“Savior,” the show’s seventh and best episode so far, follows the aftermath of tragedy on set. (The next two paragraphs contain spoilers.) After Rachel engineers a confrontation between Mary, a mentally unstable contestant, and her abusive ex-husband, Mary commits suicide, throwing both the custody of her daughter and the future of “Everlasting” into dispute. Rachel fakes a suicide note that exonerates both the show and herself, and further points out that Mary’s ex-husband once broke their daughter’s arm in a fit of rage. (This is a show that assumes there is no need to explain why a violent abuser might end up as the custodial parent; abusive men working the legal system is a Lifetime staple.) Rachel plans to have a member of “Everlasting’s” cast read the forged note on the air, but Mary’s sister insists she do it herself. “My tears,” she insists. Mary’s sister knows the note is fake, but she also knows that reading it on the air will turn public opinion, and the courts, her way. She doesn’t control the system, but given the right circumstances, she can work it to her advantage.
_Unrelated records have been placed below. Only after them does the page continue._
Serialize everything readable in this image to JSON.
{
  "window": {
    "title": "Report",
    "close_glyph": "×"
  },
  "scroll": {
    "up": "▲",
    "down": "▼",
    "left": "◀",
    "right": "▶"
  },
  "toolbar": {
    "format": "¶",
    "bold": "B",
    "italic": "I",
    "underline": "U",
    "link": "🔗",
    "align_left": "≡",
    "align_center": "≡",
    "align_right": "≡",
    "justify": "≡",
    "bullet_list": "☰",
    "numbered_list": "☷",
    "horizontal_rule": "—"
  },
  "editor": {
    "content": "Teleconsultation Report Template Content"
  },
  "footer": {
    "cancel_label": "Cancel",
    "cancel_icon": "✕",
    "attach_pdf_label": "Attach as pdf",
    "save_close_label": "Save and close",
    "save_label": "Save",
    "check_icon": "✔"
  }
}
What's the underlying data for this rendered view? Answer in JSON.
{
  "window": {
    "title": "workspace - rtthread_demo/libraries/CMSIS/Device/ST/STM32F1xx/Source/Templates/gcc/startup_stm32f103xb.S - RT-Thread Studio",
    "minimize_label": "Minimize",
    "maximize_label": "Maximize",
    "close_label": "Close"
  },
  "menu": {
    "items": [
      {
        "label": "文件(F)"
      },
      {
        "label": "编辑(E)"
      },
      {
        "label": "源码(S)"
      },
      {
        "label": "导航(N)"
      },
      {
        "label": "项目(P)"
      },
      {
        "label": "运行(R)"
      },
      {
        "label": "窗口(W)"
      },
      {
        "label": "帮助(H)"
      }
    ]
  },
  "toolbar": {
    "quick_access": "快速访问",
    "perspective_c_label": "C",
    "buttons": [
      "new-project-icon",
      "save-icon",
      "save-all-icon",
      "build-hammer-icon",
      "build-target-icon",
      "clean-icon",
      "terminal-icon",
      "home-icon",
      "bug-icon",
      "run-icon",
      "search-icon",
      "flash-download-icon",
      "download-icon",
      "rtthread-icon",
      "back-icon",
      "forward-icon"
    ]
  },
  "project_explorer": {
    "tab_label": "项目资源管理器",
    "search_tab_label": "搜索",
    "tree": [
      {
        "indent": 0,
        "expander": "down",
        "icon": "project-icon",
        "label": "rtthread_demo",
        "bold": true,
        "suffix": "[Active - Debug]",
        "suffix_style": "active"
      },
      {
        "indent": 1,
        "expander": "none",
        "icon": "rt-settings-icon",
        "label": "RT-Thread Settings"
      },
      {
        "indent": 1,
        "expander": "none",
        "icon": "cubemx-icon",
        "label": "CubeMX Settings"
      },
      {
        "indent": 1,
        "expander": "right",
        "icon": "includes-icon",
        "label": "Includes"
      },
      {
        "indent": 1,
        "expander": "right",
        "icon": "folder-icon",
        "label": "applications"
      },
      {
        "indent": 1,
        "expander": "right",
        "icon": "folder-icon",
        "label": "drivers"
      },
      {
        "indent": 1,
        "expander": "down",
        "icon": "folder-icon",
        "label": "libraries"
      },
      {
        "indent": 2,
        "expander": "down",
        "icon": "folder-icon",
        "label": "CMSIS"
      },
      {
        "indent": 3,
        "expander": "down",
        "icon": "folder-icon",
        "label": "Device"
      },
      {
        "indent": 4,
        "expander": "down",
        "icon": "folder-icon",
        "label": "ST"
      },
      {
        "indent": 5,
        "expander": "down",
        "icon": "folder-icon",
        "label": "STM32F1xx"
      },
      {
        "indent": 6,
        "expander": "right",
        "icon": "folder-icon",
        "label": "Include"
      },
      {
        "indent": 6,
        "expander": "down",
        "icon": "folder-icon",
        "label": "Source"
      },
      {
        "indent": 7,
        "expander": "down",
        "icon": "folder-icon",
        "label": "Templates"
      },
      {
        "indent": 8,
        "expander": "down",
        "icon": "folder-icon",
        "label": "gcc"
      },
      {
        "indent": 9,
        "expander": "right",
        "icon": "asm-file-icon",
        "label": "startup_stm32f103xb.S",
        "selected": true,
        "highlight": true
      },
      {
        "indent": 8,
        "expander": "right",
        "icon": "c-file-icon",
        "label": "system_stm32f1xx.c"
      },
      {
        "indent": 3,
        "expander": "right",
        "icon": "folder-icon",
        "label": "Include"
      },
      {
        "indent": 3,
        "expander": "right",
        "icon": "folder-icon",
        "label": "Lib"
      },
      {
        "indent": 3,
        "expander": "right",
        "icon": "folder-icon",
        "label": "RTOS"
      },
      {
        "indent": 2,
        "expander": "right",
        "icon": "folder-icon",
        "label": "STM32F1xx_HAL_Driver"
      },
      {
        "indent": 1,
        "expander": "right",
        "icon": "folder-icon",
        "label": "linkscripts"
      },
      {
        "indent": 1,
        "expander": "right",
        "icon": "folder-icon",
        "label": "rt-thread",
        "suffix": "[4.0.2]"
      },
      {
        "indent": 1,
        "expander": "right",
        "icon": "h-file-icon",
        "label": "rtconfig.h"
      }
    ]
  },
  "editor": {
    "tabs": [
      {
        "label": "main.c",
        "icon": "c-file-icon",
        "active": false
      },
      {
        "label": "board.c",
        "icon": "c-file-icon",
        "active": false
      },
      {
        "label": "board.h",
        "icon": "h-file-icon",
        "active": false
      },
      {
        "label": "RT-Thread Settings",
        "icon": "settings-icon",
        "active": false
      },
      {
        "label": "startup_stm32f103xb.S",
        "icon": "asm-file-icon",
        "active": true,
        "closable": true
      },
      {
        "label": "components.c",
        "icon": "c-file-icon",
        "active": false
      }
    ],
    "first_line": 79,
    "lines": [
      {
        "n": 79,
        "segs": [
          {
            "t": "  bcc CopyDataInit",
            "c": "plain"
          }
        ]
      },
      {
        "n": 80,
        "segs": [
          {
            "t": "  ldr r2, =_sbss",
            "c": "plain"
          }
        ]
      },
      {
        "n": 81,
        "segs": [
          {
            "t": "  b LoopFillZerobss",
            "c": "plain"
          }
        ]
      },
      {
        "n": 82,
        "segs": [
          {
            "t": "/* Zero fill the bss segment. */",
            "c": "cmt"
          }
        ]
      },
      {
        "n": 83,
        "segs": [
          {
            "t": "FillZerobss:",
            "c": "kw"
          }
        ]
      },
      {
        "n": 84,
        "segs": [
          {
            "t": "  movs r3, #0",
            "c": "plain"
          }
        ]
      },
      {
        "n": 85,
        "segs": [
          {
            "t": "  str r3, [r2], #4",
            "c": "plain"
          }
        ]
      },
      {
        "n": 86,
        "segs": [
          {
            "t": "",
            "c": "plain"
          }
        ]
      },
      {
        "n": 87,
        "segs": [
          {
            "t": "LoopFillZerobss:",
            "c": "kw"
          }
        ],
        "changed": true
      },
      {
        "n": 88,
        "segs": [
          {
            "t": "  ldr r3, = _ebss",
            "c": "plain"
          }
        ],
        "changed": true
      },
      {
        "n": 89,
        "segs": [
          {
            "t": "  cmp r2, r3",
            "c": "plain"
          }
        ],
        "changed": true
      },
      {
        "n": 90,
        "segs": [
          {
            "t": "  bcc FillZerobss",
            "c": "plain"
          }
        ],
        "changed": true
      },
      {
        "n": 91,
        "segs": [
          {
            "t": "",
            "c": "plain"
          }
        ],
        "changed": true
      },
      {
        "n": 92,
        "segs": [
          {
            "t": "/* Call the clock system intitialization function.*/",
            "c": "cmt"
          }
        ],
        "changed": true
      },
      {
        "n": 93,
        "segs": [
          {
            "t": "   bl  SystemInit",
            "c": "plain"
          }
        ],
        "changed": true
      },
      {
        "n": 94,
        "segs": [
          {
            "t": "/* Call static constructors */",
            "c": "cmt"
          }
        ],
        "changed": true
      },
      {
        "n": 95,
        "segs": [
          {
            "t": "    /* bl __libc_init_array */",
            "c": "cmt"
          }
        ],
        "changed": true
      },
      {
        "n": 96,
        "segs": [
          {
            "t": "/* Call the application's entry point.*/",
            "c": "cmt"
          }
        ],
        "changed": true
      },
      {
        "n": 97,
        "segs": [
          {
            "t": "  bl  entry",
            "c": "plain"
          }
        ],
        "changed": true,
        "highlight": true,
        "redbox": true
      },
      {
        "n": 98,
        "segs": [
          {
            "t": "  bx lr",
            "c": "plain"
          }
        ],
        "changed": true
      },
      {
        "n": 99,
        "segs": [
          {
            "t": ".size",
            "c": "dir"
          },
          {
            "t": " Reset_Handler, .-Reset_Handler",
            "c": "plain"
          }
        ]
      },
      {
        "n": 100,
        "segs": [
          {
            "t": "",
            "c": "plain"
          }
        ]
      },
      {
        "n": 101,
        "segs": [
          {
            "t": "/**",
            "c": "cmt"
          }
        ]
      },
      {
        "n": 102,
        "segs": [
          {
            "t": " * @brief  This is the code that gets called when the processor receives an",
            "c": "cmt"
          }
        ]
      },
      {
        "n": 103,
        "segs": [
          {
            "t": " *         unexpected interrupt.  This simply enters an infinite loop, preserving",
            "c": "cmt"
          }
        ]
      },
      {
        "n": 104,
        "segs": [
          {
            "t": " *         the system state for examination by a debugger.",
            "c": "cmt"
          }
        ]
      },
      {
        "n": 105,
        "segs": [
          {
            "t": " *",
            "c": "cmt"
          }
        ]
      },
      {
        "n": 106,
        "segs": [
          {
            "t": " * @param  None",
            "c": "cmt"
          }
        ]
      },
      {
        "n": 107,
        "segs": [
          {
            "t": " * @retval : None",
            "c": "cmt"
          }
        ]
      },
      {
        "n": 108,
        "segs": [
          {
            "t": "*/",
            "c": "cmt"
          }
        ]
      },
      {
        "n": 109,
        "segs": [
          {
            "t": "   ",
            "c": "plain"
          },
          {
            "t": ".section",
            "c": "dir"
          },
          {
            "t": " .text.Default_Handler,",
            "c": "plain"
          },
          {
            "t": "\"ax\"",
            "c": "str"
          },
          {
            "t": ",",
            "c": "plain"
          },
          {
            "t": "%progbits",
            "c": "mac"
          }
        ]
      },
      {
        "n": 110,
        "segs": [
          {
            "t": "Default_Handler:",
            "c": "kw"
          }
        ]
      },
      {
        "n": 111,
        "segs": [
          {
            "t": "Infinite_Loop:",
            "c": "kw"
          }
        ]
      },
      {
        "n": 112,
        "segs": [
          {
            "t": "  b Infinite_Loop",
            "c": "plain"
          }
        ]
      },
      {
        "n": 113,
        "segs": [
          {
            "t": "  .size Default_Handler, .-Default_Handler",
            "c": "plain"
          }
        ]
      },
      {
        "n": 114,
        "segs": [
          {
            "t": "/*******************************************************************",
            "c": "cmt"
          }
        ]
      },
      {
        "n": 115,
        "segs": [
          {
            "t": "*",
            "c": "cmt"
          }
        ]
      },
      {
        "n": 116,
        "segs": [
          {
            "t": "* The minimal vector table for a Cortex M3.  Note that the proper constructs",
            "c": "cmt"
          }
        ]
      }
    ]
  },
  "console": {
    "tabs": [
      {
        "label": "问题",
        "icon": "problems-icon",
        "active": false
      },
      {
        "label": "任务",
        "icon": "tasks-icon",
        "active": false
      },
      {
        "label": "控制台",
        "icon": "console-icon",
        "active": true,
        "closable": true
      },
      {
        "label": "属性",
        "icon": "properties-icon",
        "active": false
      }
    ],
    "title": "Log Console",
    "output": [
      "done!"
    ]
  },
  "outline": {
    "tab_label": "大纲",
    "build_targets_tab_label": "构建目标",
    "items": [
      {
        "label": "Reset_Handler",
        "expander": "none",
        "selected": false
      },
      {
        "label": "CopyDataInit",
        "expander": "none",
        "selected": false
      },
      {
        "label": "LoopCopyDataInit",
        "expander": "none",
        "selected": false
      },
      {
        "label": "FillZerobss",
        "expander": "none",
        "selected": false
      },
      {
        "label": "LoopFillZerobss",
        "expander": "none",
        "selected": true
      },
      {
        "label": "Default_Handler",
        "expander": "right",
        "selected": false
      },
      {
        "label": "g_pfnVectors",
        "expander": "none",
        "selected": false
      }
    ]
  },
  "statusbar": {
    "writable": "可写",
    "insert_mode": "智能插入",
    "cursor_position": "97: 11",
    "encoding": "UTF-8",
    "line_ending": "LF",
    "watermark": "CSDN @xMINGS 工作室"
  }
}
The same goes for “Everlasting’s” female producers, Quinn, who strikes fear into the heart of her underlings on set, is a comparative doormat in her personal life: She’s settled for being the other woman to her married boss, Chet (Craig Bierko), for years, and let him steal credit for the show she invented, to boot. Mary’s death prompts a restructuring of their relationship: He decides to leave his wife and gives Quinn a financial stake in the show and a seat at the table in network negotiations. But when the newly strengthened duo go to pitch the network on “Everlasting’s” next season, the male network executive looks right through Quinn and only responds when Chet brings things down to his level. Chet may be sincere in his desire to put Quinn on equal footing, but it’s still bros before executive pro-s. (End spoilers.)
“Scandal” and “Orphan Black” notwithstanding, there’s no show on TV that better delineates the specific kind of power women wield within a male-controlled system. “Everlasting” literally sells fairy tales — it’s like a dystopian gloss on a Disney princess fable — but everyone knows they’re playing a part, and that no matter who gets picked, the house always wins. That fantasy, as “UnReal” never lets us forget, is rooted in a host of regressive social norms: The “wifey,” as the contestants pre-selected for the final round are labeled, must be white and middle-class, sexually desirable but demure. One repeated behind-the-scenes mantra is “Sluts get cut.”
“UnReal’s” characters adhere to a different code, derived not from storybooks but soap operas; at a Paley Center panel, co-creator Marti Noxon said the writers constantly ask themselves, “Is this despicable enough?” The show doesn’t pity them, or make excuses for them. Quinn and Rachel may be working within the constraints of a system, but they still have choices, and they frequently make bad ones — for which they suffer harsher consequences than a man ever would. “UnReal” is smart enough to wrap its critique of patriarchal structure in a compulsively watchable drama full of outrageous plot twists, appealing to the very factors it leads you to question. That it airs on Lifetime, buffered by ads for shows that appear to do the same without the layer of self-conscious criticism, just makes it more potent. This is what a feminist TV show looks like.